DATASET EXTRACT below:
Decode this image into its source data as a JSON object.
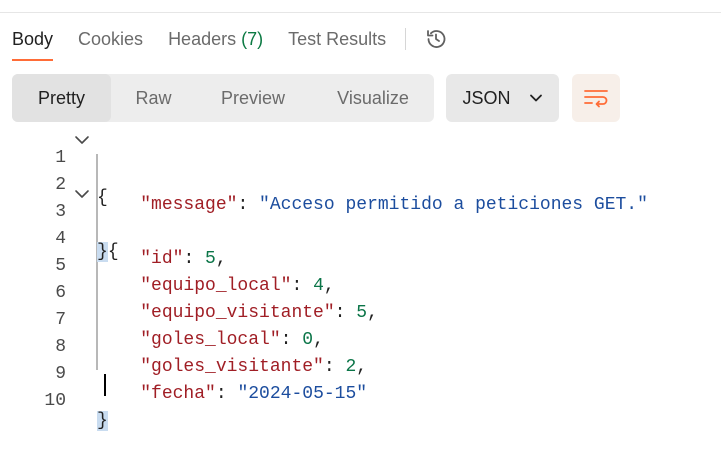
{
  "response_tabs": {
    "body": "Body",
    "cookies": "Cookies",
    "headers_label": "Headers",
    "headers_count": "(7)",
    "test_results": "Test Results",
    "history_icon": "history-icon"
  },
  "view_modes": {
    "pretty": "Pretty",
    "raw": "Raw",
    "preview": "Preview",
    "visualize": "Visualize",
    "selected": "Pretty"
  },
  "format": {
    "selected": "JSON",
    "icon": "chevron-down-icon"
  },
  "wrap_icon": "wrap-lines-icon",
  "colors": {
    "accent": "#ff6c37",
    "key": "#a01e25",
    "string": "#1c4d9e",
    "number": "#0b7548",
    "count": "#0c7a43"
  },
  "code": {
    "line_numbers": [
      "1",
      "2",
      "3",
      "4",
      "5",
      "6",
      "7",
      "8",
      "9",
      "10"
    ],
    "l1_open": "{",
    "l2_key": "\"message\"",
    "l2_sep": ": ",
    "l2_val": "\"Acceso permitido a peticiones GET.\"",
    "l3_close": "}",
    "l3_open": "{",
    "l4_key": "\"id\"",
    "l4_sep": ": ",
    "l4_val": "5",
    "l4_comma": ",",
    "l5_key": "\"equipo_local\"",
    "l5_sep": ": ",
    "l5_val": "4",
    "l5_comma": ",",
    "l6_key": "\"equipo_visitante\"",
    "l6_sep": ": ",
    "l6_val": "5",
    "l6_comma": ",",
    "l7_key": "\"goles_local\"",
    "l7_sep": ": ",
    "l7_val": "0",
    "l7_comma": ",",
    "l8_key": "\"goles_visitante\"",
    "l8_sep": ": ",
    "l8_val": "2",
    "l8_comma": ",",
    "l9_key": "\"fecha\"",
    "l9_sep": ": ",
    "l9_val": "\"2024-05-15\"",
    "l10_close": "}"
  }
}
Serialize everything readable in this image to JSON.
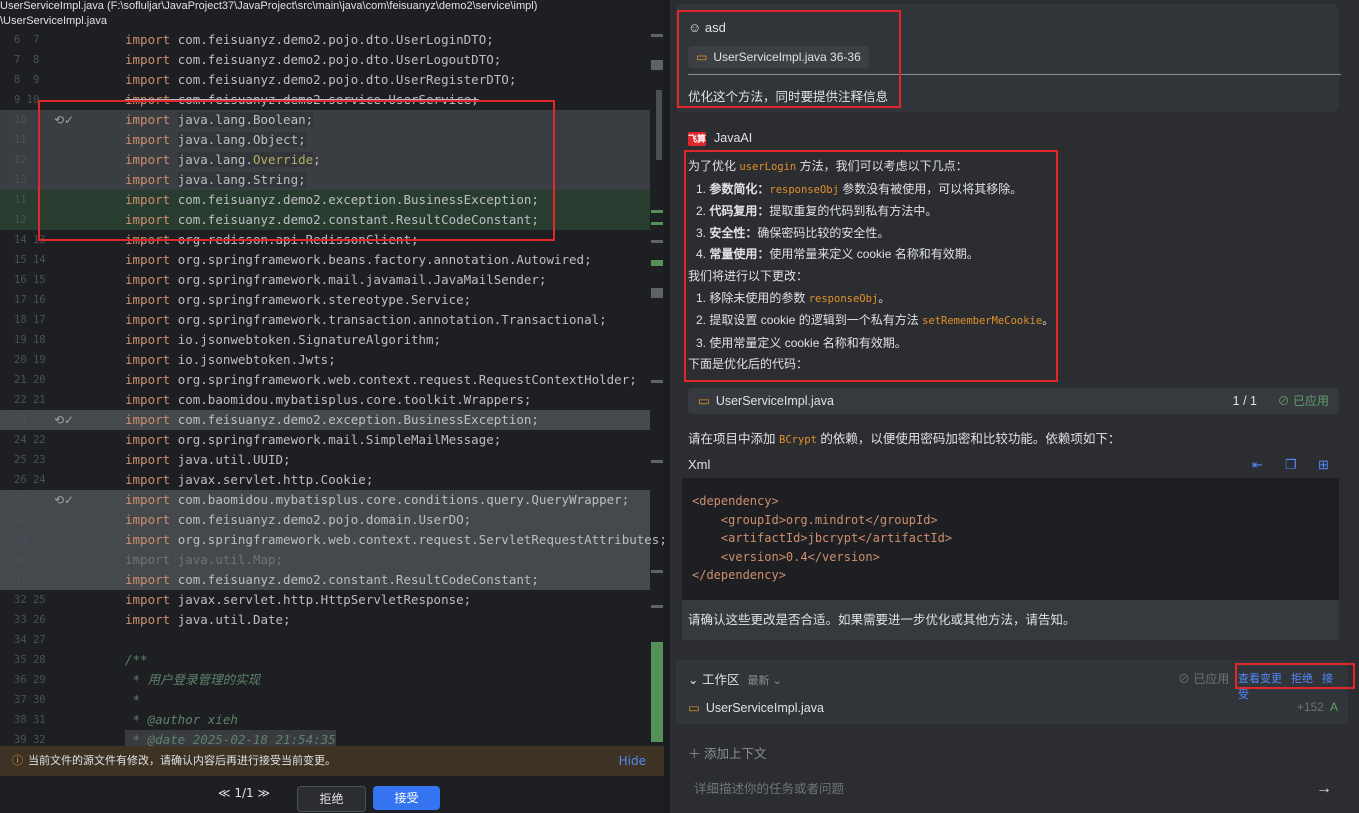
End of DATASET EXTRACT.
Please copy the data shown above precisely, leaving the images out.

Decode this image into its source data as a JSON object.
{
  "response_tabs": {
    "body": "Body",
    "cookies": "Cookies",
    "headers_label": "Headers",
    "headers_count": "(7)",
    "test_results": "Test Results",
    "history_icon": "history-icon"
  },
  "view_modes": {
    "pretty": "Pretty",
    "raw": "Raw",
    "preview": "Preview",
    "visualize": "Visualize",
    "selected": "Pretty"
  },
  "format": {
    "selected": "JSON",
    "icon": "chevron-down-icon"
  },
  "wrap_icon": "wrap-lines-icon",
  "colors": {
    "accent": "#ff6c37",
    "key": "#a01e25",
    "string": "#1c4d9e",
    "number": "#0b7548",
    "count": "#0c7a43"
  },
  "code": {
    "line_numbers": [
      "1",
      "2",
      "3",
      "4",
      "5",
      "6",
      "7",
      "8",
      "9",
      "10"
    ],
    "l1_open": "{",
    "l2_key": "\"message\"",
    "l2_sep": ": ",
    "l2_val": "\"Acceso permitido a peticiones GET.\"",
    "l3_close": "}",
    "l3_open": "{",
    "l4_key": "\"id\"",
    "l4_sep": ": ",
    "l4_val": "5",
    "l4_comma": ",",
    "l5_key": "\"equipo_local\"",
    "l5_sep": ": ",
    "l5_val": "4",
    "l5_comma": ",",
    "l6_key": "\"equipo_visitante\"",
    "l6_sep": ": ",
    "l6_val": "5",
    "l6_comma": ",",
    "l7_key": "\"goles_local\"",
    "l7_sep": ": ",
    "l7_val": "0",
    "l7_comma": ",",
    "l8_key": "\"goles_visitante\"",
    "l8_sep": ": ",
    "l8_val": "2",
    "l8_comma": ",",
    "l9_key": "\"fecha\"",
    "l9_sep": ": ",
    "l9_val": "\"2024-05-15\"",
    "l10_close": "}"
  }
}
Serialize everything readable in this image to JSON.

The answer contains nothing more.